Play Live Radio
Next Up:
Available On Air Stations
Join as a sustainer and support independent local news for your community.

Colorado Restaurant Opens Its Doors For Feast After Floods


From NPR News, this is ALL THINGS CONSIDERED. I'm Ari Shapiro. Happy Thanksgiving.

In mid-September, devastating floods swept through Colorado. The South Platte River submerged the town of Greeley, washing away mobile homes and destroying houses. Today, roads have reopened but many people still have nowhere to go for Thanksgiving. So a restaurant called the Roadkill Sports Grill is offering a free Thanksgiving dinner for people in need. We reached Rob Haimson. He's the owner of the restaurant. Welcome to the program and happy Thanksgiving.

ROB HAIMSON: Thanks to you, as well.

SHAPIRO: What's the scene there at the restaurant right now?

HAIMSON: Well, you know, we've got, you know, about 100 people kind of coming and going, a lot of volunteers from the community trying to help us out. So we're having fun watching them mess up our kitchen and taking care of the folks.
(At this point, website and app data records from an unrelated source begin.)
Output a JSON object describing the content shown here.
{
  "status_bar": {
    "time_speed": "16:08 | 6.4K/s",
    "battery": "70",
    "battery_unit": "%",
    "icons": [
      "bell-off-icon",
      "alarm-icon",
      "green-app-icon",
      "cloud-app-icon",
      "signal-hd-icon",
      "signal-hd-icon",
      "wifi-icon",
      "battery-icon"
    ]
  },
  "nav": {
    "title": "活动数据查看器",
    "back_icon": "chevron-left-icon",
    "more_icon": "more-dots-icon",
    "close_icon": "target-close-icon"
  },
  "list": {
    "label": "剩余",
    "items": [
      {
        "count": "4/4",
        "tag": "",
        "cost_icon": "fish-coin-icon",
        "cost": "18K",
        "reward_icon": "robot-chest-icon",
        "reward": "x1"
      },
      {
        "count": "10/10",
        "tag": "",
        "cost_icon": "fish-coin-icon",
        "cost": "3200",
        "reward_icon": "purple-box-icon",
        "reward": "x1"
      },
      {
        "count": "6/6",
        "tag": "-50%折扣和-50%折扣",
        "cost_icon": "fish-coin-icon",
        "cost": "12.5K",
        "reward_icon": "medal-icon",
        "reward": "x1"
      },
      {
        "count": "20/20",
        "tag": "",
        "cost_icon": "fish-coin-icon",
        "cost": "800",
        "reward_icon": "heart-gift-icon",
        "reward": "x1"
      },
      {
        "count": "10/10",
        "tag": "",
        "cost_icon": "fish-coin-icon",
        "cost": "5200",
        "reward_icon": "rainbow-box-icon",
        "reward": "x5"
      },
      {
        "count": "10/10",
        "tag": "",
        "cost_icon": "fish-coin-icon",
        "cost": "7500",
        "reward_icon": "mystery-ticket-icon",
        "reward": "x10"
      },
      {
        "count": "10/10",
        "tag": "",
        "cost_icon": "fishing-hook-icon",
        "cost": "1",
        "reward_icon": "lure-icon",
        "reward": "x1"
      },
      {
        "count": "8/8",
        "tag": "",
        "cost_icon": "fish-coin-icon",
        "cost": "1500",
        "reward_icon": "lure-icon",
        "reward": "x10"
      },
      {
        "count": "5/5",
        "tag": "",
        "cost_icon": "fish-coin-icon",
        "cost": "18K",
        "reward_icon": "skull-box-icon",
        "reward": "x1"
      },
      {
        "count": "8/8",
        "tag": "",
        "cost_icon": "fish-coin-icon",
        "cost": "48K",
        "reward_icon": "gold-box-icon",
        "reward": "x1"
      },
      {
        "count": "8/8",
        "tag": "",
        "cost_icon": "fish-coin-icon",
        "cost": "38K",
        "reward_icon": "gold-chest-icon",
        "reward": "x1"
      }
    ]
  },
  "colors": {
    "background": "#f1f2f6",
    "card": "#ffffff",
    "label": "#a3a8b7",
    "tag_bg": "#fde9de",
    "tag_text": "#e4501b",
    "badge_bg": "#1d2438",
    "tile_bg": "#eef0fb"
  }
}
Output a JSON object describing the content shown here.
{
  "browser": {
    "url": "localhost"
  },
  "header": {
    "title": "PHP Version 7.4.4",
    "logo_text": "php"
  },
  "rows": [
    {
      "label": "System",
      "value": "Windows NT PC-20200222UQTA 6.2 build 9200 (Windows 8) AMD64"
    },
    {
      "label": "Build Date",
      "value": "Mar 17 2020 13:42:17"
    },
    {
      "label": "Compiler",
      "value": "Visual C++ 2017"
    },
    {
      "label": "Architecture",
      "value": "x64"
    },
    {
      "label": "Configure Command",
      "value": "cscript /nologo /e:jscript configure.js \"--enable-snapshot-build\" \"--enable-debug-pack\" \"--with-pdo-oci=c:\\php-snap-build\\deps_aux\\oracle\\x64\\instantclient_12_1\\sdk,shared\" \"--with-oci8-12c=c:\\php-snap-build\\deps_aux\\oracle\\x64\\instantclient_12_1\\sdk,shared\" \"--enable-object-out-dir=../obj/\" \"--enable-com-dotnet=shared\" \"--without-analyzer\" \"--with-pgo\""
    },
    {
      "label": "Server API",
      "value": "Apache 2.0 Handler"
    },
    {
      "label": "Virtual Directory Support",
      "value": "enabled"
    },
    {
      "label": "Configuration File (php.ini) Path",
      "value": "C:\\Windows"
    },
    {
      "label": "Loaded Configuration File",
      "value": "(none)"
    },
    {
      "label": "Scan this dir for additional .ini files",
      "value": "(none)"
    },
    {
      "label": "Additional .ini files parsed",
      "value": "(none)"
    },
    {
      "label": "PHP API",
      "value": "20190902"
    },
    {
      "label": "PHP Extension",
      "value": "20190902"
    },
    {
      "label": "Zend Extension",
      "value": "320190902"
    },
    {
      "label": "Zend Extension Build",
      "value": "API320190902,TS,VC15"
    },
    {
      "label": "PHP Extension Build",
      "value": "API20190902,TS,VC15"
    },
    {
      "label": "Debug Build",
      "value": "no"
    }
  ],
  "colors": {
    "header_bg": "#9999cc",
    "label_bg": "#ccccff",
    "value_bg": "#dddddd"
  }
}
SHAPIRO: And how many are you expecting to serve today?

HAIMSON: Well, we're capable of serving 3 or 400. I don't think we're quite yet there. You know, I guess 150 to 200 probably.

SHAPIRO: Thinking that you won't quite get to 300 to 400 sounds like a good sign that maybe not that many people are in need of some help this Thanksgiving?

HAIMSON: I hope so. I mean, that's certainly what your hope would be. Any leftover food we have we'll, you know, we'll give to the appropriate organizations, whether it be the Salvation Army or the food banks or whatever.

SHAPIRO: So what's the feeling there today? Is it sort of like a typical day at the restaurant, a family dinner, or more like a soup kitchen?

HAIMSON: Probably a little more like the soup kitchen. The real fun part, I mean, obviously is helping anybody that needs help. I mean, I'm very good with that. The fun part is actually kind of watching the volunteers because, you know, they're not our typical regular customers. You know, because we're just a, you know, kind of sports bar, burger and beer joint. But what I'm finding is representatives from the community who aren't my regular customers are jumping in and they're happy to be here and they're excited and they want to do more. And it's just - that's kind of fun to watch, too.

SHAPIRO: How did you get volunteers to come help out today?

HAIMSON: Well, the newspaper kind of helped us out and just said that we, you know, they did a little blurb about a week ago, and we let them know that we needed some volunteers. And I probably - I've got about 25, 30 people here today, but I'll bet I turned away 200.

SHAPIRO: Wow. Why did you decide to do this dinner?

HAIMSON: I think, you know, you kind of mentioned that with, you know, with the floods where, you know, we weren't directly affected. You know, 10 minutes in every direction, there was devastation. And we just thought it might be a good time to, you know, sort of reach out and help out. We just felt like it was something good to do.

ARI SHAPIRO: And tomorrow, back to business as usual?

HAIMSON: Back to normal.

SHAPIRO: That's Rob Haimson, owner of the Roadkill Sports Grill in Greeley, Colorado. Thanks for joining us.

HAIMSON: You bet. Thanks for calling. Transcript provided by NPR, Copyright NPR.

You make NHPR possible.

NHPR is nonprofit and independent. We rely on readers like you to support the local, national, and international coverage on this website. Your support makes this news available to everyone.

Give today. A monthly donation of $5 makes a real difference.